[Data about app and page elements]

━━━━━━━━━━━━━━━━

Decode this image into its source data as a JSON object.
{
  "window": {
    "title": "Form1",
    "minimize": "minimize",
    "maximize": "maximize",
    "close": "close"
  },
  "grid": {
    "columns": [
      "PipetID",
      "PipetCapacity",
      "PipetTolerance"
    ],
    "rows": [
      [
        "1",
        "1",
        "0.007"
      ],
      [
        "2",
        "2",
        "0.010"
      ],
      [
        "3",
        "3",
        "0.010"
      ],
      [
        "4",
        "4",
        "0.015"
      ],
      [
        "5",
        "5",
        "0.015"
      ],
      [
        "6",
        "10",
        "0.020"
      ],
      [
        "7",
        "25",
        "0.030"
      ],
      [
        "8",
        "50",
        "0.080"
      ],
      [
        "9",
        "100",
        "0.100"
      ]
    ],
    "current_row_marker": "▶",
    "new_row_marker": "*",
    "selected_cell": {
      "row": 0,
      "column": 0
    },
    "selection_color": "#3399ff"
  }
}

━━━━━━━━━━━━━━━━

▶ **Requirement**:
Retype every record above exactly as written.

▶ **Answer to this problem**:
Decode this image into its source data as a JSON object.
{
  "window": {
    "title": "Form1",
    "minimize": "minimize",
    "maximize": "maximize",
    "close": "close"
  },
  "grid": {
    "columns": [
      "PipetID",
      "PipetCapacity",
      "PipetTolerance"
    ],
    "rows": [
      [
        "1",
        "1",
        "0.007"
      ],
      [
        "2",
        "2",
        "0.010"
      ],
      [
        "3",
        "3",
        "0.010"
      ],
      [
        "4",
        "4",
        "0.015"
      ],
      [
        "5",
        "5",
        "0.015"
      ],
      [
        "6",
        "10",
        "0.020"
      ],
      [
        "7",
        "25",
        "0.030"
      ],
      [
        "8",
        "50",
        "0.080"
      ],
      [
        "9",
        "100",
        "0.100"
      ]
    ],
    "current_row_marker": "▶",
    "new_row_marker": "*",
    "selected_cell": {
      "row": 0,
      "column": 0
    },
    "selection_color": "#3399ff"
  }
}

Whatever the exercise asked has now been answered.